Sgt. Lowry tells of his part in the great air battles that ensued: "The Jerries were attacking pretty regularly, as someone said, ‘it was a devil's merry-go-round.' There must have been at least twenty-five or thirty attacks on my left waist gun position. They stayed with us and kept up running attacks on our formation that lasted for two hours, from the time we entered enemy territory until the time we left it."
"About two minutes after we left the target area, two Messerschmitt 110's came in together. One peeled off and I opened fire on the one that kept coming ion towards my gun position.
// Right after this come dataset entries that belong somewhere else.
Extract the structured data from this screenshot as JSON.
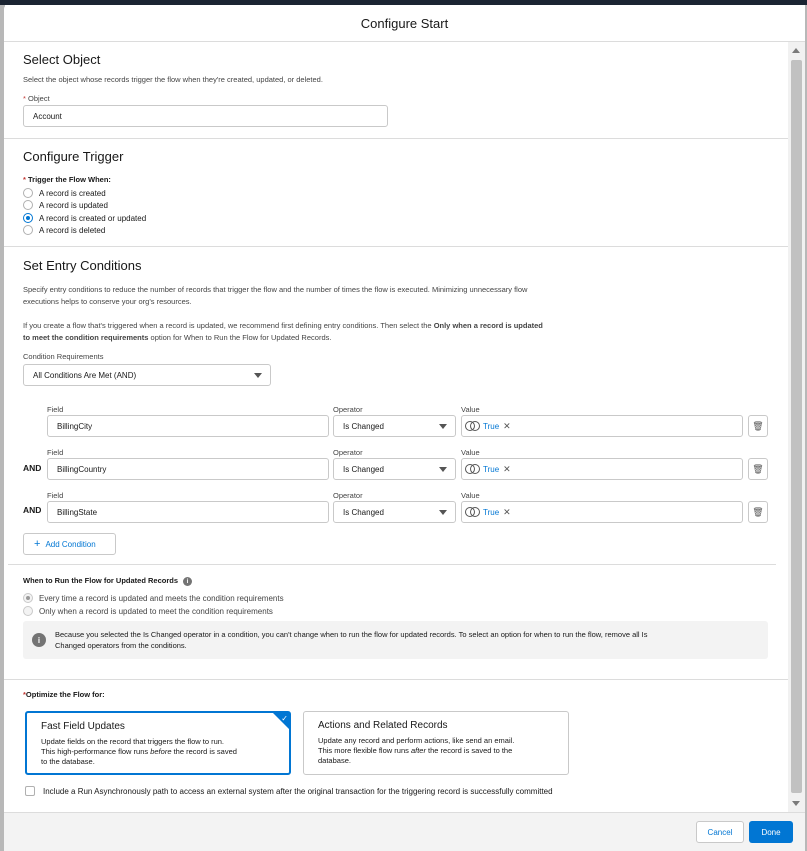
{
  "modal": {
    "title": "Configure Start"
  },
  "select_object": {
    "title": "Select Object",
    "description": "Select the object whose records trigger the flow when they're created, updated, or deleted.",
    "field_required": "*",
    "field_label": "Object",
    "field_value": "Account"
  },
  "configure_trigger": {
    "title": "Configure Trigger",
    "label_required": "*",
    "label": "Trigger the Flow When:",
    "options": [
      {
        "label": "A record is created",
        "selected": false
      },
      {
        "label": "A record is updated",
        "selected": false
      },
      {
        "label": "A record is created or updated",
        "selected": true
      },
      {
        "label": "A record is deleted",
        "selected": false
      }
    ]
  },
  "entry_conditions": {
    "title": "Set Entry Conditions",
    "desc1_line1": "Specify entry conditions to reduce the number of records that trigger the flow and the number of times the flow is executed. Minimizing unnecessary flow",
    "desc1_line2": "executions helps to conserve your org's resources.",
    "desc2_pre": "If you create a flow that's triggered when a record is updated, we recommend first defining entry conditions. Then select the ",
    "desc2_bold1": "Only when a record is updated",
    "desc2_bold2": "to meet the condition requirements",
    "desc2_post": " option for When to Run the Flow for Updated Records.",
    "requirements_label": "Condition Requirements",
    "requirements_value": "All Conditions Are Met (AND)",
    "field_header": "Field",
    "operator_header": "Operator",
    "value_header": "Value",
    "and_label": "AND",
    "conditions": [
      {
        "field": "BillingCity",
        "operator": "Is Changed",
        "value": "True"
      },
      {
        "field": "BillingCountry",
        "operator": "Is Changed",
        "value": "True"
      },
      {
        "field": "BillingState",
        "operator": "Is Changed",
        "value": "True"
      }
    ],
    "add_condition": "Add Condition"
  },
  "when_to_run": {
    "title": "When to Run the Flow for Updated Records",
    "options": [
      {
        "label": "Every time a record is updated and meets the condition requirements",
        "selected": true
      },
      {
        "label": "Only when a record is updated to meet the condition requirements",
        "selected": false
      }
    ],
    "info_line1": "Because you selected the Is Changed operator in a condition, you can't change when to run the flow for updated records. To select an option for when to run the flow, remove all Is",
    "info_line2": "Changed operators from the conditions."
  },
  "optimize": {
    "label_required": "*",
    "label": "Optimize the Flow for:",
    "cards": [
      {
        "title": "Fast Field Updates",
        "line1": "Update fields on the record that triggers the flow to run.",
        "line2_pre": "This high-performance flow runs ",
        "line2_em": "before",
        "line2_post": " the record is saved",
        "line3": "to the database.",
        "selected": true
      },
      {
        "title": "Actions and Related Records",
        "line1": "Update any record and perform actions, like send an email.",
        "line2_pre": "This more flexible flow runs ",
        "line2_em": "after",
        "line2_post": " the record is saved to the",
        "line3": "database.",
        "selected": false
      }
    ],
    "async_label": "Include a Run Asynchronously path to access an external system after the original transaction for the triggering record is successfully committed"
  },
  "footer": {
    "cancel": "Cancel",
    "done": "Done"
  },
  "colors": {
    "brand": "#0176d3",
    "required": "#c23934"
  },
  "icons": {
    "delete": "trash-icon",
    "add": "plus-icon",
    "info": "info-icon",
    "value_type": "toggle-icon",
    "remove": "close-icon",
    "caret": "chevron-down-icon"
  }
}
I kept firing, more or less steadily, until he passed underneath our ship. Our ball turret gunner, Staff Sergeant Arthur L. Varnau, 23, of 1809 N. Oakland Street, Arlington, Va., saw the Kessie turn over and a German bail out before his ship went into a cloud." "Some of the Nazi's were more successful than the one I shot down. I saw two fortresses blow up and go down. At one time an old fortress with a German crew passed very close to us. They grinned and waved as they went by. There were parachutes, both German and American, floating all around."
"Our ship did not escape injury. The astrodome, the small glass lookout the Navigator uses to set a course, was knocked out; the fuselage was split, there were 20mm holes in the engine cowling and flak holes in the tail. This was my sixth mission and I hope I will never have another one as rough. Not one of our crew had a scratch but we were very tired. It was all we could do to carry our equipment to the supply room."
A graduate of Redkey High School, Sgt. Lowry is the son of Mrs. Orie E. Lowry of Redkey. He was employed as a glass worker by the Indiana Glass Company of Dunkirk, Ind. before entering the AAF in September, 1942.
42-31210, ditched in the English Channel
on March 9, 1944
on returning from Berlin.